→ Work to be completed:
The data must be copied over exactly and in full.

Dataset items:
- Opening Delimiter -
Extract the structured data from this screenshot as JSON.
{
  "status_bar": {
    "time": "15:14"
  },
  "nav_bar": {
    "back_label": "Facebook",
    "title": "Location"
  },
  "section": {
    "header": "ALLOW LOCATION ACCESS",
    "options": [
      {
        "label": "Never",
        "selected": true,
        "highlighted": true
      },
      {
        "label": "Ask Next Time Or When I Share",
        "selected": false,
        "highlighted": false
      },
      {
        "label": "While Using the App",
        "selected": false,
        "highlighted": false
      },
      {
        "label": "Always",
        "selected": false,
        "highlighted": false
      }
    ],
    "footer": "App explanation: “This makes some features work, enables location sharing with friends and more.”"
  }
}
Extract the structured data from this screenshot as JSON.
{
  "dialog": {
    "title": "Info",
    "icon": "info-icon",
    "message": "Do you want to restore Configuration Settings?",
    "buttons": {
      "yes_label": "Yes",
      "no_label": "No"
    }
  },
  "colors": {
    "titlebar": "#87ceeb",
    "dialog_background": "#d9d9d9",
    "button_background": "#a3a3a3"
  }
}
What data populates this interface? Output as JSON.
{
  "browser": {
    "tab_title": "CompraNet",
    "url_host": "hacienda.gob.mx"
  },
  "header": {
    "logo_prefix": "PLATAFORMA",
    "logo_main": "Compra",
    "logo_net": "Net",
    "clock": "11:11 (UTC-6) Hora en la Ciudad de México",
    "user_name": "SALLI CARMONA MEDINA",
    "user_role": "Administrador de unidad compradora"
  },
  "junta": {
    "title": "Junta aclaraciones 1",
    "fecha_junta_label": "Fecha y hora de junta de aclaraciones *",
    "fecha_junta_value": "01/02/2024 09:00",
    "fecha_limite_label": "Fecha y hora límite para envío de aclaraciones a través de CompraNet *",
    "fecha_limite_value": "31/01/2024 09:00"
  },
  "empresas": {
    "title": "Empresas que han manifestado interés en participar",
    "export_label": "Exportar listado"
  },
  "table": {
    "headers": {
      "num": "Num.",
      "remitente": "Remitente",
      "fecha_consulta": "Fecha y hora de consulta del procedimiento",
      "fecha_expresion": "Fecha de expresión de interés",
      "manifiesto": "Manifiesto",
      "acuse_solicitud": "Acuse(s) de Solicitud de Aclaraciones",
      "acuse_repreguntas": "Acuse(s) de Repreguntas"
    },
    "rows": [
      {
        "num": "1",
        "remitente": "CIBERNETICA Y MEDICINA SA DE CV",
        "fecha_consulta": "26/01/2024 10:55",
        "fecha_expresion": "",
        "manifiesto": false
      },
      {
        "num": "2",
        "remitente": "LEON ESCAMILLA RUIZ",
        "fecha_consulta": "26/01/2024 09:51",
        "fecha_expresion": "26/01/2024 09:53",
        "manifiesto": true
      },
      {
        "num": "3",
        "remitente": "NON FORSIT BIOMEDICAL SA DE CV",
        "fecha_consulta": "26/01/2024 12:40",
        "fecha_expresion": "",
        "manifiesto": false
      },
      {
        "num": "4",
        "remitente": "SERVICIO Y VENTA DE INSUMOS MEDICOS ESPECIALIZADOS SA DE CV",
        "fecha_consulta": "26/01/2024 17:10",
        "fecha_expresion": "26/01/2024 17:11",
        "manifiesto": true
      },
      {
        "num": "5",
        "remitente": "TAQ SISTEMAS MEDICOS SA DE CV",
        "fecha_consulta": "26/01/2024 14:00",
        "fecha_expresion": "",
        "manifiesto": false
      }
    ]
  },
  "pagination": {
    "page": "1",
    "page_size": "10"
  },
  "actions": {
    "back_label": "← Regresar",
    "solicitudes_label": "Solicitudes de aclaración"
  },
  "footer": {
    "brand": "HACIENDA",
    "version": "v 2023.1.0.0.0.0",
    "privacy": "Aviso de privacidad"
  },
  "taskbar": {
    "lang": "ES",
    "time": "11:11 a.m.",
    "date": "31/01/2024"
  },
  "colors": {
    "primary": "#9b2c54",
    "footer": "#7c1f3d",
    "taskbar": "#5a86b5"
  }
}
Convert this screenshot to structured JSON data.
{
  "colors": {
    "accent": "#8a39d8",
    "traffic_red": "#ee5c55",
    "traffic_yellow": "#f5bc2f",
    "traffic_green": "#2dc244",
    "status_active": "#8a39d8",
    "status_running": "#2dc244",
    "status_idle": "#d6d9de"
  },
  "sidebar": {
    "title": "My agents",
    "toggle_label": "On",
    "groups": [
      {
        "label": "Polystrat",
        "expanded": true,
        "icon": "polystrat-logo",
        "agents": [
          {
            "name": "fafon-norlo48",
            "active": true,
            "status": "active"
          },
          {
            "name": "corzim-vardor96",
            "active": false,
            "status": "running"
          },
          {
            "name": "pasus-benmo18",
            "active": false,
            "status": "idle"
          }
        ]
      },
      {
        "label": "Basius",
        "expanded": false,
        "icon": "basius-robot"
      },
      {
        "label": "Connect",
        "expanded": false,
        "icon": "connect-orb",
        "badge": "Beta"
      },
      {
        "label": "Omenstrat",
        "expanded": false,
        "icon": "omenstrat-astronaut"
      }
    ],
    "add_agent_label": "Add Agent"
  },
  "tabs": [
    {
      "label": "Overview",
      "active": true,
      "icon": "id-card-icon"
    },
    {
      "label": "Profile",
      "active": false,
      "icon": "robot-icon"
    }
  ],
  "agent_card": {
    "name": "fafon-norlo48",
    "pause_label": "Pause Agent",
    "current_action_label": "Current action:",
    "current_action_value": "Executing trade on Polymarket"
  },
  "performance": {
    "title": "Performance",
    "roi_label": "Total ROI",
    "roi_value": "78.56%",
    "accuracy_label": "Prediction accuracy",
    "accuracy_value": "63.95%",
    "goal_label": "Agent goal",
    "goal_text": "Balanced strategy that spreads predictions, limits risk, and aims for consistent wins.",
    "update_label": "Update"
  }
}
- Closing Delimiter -
→ Task solution:
Extract the structured data from this screenshot as JSON.
{
  "status_bar": {
    "time": "15:14"
  },
  "nav_bar": {
    "back_label": "Facebook",
    "title": "Location"
  },
  "section": {
    "header": "ALLOW LOCATION ACCESS",
    "options": [
      {
        "label": "Never",
        "selected": true,
        "highlighted": true
      },
      {
        "label": "Ask Next Time Or When I Share",
        "selected": false,
        "highlighted": false
      },
      {
        "label": "While Using the App",
        "selected": false,
        "highlighted": false
      },
      {
        "label": "Always",
        "selected": false,
        "highlighted": false
      }
    ],
    "footer": "App explanation: “This makes some features work, enables location sharing with friends and more.”"
  }
}
Extract the structured data from this screenshot as JSON.
{
  "dialog": {
    "title": "Info",
    "icon": "info-icon",
    "message": "Do you want to restore Configuration Settings?",
    "buttons": {
      "yes_label": "Yes",
      "no_label": "No"
    }
  },
  "colors": {
    "titlebar": "#87ceeb",
    "dialog_background": "#d9d9d9",
    "button_background": "#a3a3a3"
  }
}
What data populates this interface? Output as JSON.
{
  "browser": {
    "tab_title": "CompraNet",
    "url_host": "hacienda.gob.mx"
  },
  "header": {
    "logo_prefix": "PLATAFORMA",
    "logo_main": "Compra",
    "logo_net": "Net",
    "clock": "11:11 (UTC-6) Hora en la Ciudad de México",
    "user_name": "SALLI CARMONA MEDINA",
    "user_role": "Administrador de unidad compradora"
  },
  "junta": {
    "title": "Junta aclaraciones 1",
    "fecha_junta_label": "Fecha y hora de junta de aclaraciones *",
    "fecha_junta_value": "01/02/2024 09:00",
    "fecha_limite_label": "Fecha y hora límite para envío de aclaraciones a través de CompraNet *",
    "fecha_limite_value": "31/01/2024 09:00"
  },
  "empresas": {
    "title": "Empresas que han manifestado interés en participar",
    "export_label": "Exportar listado"
  },
  "table": {
    "headers": {
      "num": "Num.",
      "remitente": "Remitente",
      "fecha_consulta": "Fecha y hora de consulta del procedimiento",
      "fecha_expresion": "Fecha de expresión de interés",
      "manifiesto": "Manifiesto",
      "acuse_solicitud": "Acuse(s) de Solicitud de Aclaraciones",
      "acuse_repreguntas": "Acuse(s) de Repreguntas"
    },
    "rows": [
      {
        "num": "1",
        "remitente": "CIBERNETICA Y MEDICINA SA DE CV",
        "fecha_consulta": "26/01/2024 10:55",
        "fecha_expresion": "",
        "manifiesto": false
      },
      {
        "num": "2",
        "remitente": "LEON ESCAMILLA RUIZ",
        "fecha_consulta": "26/01/2024 09:51",
        "fecha_expresion": "26/01/2024 09:53",
        "manifiesto": true
      },
      {
        "num": "3",
        "remitente": "NON FORSIT BIOMEDICAL SA DE CV",
        "fecha_consulta": "26/01/2024 12:40",
        "fecha_expresion": "",
        "manifiesto": false
      },
      {
        "num": "4",
        "remitente": "SERVICIO Y VENTA DE INSUMOS MEDICOS ESPECIALIZADOS SA DE CV",
        "fecha_consulta": "26/01/2024 17:10",
        "fecha_expresion": "26/01/2024 17:11",
        "manifiesto": true
      },
      {
        "num": "5",
        "remitente": "TAQ SISTEMAS MEDICOS SA DE CV",
        "fecha_consulta": "26/01/2024 14:00",
        "fecha_expresion": "",
        "manifiesto": false
      }
    ]
  },
  "pagination": {
    "page": "1",
    "page_size": "10"
  },
  "actions": {
    "back_label": "← Regresar",
    "solicitudes_label": "Solicitudes de aclaración"
  },
  "footer": {
    "brand": "HACIENDA",
    "version": "v 2023.1.0.0.0.0",
    "privacy": "Aviso de privacidad"
  },
  "taskbar": {
    "lang": "ES",
    "time": "11:11 a.m.",
    "date": "31/01/2024"
  },
  "colors": {
    "primary": "#9b2c54",
    "footer": "#7c1f3d",
    "taskbar": "#5a86b5"
  }
}
Convert this screenshot to structured JSON data.
{
  "colors": {
    "accent": "#8a39d8",
    "traffic_red": "#ee5c55",
    "traffic_yellow": "#f5bc2f",
    "traffic_green": "#2dc244",
    "status_active": "#8a39d8",
    "status_running": "#2dc244",
    "status_idle": "#d6d9de"
  },
  "sidebar": {
    "title": "My agents",
    "toggle_label": "On",
    "groups": [
      {
        "label": "Polystrat",
        "expanded": true,
        "icon": "polystrat-logo",
        "agents": [
          {
            "name": "fafon-norlo48",
            "active": true,
            "status": "active"
          },
          {
            "name": "corzim-vardor96",
            "active": false,
            "status": "running"
          },
          {
            "name": "pasus-benmo18",
            "active": false,
            "status": "idle"
          }
        ]
      },
      {
        "label": "Basius",
        "expanded": false,
        "icon": "basius-robot"
      },
      {
        "label": "Connect",
        "expanded": false,
        "icon": "connect-orb",
        "badge": "Beta"
      },
      {
        "label": "Omenstrat",
        "expanded": false,
        "icon": "omenstrat-astronaut"
      }
    ],
    "add_agent_label": "Add Agent"
  },
  "tabs": [
    {
      "label": "Overview",
      "active": true,
      "icon": "id-card-icon"
    },
    {
      "label": "Profile",
      "active": false,
      "icon": "robot-icon"
    }
  ],
  "agent_card": {
    "name": "fafon-norlo48",
    "pause_label": "Pause Agent",
    "current_action_label": "Current action:",
    "current_action_value": "Executing trade on Polymarket"
  },
  "performance": {
    "title": "Performance",
    "roi_label": "Total ROI",
    "roi_value": "78.56%",
    "accuracy_label": "Prediction accuracy",
    "accuracy_value": "63.95%",
    "goal_label": "Agent goal",
    "goal_text": "Balanced strategy that spreads predictions, limits risk, and aims for consistent wins.",
    "update_label": "Update"
  }
}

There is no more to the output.